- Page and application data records

☆ ☆ ☆ ☆ ☆ ☆ ☆

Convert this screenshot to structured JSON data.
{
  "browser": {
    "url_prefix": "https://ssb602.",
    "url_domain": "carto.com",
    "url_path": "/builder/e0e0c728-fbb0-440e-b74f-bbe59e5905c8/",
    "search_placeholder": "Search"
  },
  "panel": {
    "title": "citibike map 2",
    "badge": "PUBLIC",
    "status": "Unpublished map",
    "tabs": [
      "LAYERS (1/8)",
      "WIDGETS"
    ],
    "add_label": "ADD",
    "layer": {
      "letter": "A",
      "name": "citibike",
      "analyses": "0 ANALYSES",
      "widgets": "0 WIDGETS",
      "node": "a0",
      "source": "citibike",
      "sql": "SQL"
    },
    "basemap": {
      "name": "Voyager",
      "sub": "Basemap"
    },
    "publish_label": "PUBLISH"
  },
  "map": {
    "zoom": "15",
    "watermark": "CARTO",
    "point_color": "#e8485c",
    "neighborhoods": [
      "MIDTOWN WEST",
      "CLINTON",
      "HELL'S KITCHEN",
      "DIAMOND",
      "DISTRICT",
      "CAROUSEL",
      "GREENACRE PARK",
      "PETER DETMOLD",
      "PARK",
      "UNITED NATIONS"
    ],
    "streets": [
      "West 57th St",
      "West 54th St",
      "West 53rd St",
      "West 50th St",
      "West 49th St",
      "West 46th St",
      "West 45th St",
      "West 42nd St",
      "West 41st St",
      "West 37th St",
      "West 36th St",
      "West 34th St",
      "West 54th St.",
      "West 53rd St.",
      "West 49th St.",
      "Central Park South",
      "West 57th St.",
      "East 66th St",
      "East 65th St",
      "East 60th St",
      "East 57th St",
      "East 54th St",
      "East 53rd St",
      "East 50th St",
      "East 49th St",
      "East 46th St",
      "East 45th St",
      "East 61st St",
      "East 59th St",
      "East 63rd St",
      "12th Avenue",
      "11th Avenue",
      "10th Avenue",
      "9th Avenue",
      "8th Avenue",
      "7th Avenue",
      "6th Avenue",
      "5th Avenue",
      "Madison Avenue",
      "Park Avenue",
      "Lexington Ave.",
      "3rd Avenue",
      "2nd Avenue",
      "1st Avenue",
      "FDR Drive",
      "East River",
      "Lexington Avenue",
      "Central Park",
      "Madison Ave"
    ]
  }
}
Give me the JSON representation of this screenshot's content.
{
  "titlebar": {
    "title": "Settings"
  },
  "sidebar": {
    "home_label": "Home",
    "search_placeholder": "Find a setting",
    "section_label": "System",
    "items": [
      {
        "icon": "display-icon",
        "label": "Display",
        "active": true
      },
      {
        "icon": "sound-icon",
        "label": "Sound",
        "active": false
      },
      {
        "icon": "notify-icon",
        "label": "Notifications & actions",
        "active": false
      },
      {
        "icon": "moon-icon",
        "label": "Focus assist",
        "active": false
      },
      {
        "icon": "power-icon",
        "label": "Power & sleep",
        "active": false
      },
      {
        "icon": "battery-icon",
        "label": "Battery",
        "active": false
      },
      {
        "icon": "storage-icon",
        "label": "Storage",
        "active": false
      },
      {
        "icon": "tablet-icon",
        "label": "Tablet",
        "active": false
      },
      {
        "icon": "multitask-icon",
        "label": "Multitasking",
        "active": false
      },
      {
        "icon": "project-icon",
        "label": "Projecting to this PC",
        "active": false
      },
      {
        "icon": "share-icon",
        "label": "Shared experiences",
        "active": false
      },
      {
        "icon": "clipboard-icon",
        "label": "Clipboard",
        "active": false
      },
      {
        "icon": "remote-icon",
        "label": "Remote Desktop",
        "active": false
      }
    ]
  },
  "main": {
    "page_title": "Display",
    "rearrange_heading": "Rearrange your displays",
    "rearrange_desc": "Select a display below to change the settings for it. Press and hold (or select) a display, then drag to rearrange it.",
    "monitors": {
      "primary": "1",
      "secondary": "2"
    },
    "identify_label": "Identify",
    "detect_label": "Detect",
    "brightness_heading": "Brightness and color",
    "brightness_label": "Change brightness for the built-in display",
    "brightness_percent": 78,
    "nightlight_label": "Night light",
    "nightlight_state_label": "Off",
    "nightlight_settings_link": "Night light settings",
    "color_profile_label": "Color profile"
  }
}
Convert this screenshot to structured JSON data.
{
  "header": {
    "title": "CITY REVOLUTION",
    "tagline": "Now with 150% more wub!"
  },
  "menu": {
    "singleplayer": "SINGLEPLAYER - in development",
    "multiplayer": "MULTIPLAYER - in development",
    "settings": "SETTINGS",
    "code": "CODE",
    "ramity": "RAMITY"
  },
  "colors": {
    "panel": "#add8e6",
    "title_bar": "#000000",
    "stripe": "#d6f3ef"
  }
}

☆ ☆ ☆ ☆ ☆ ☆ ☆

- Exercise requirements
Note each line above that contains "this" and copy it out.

- Answer below
Convert this screenshot to structured JSON data.
Give me the JSON representation of this screenshot's content.
        "label": "Projecting to this PC",
Convert this screenshot to structured JSON data.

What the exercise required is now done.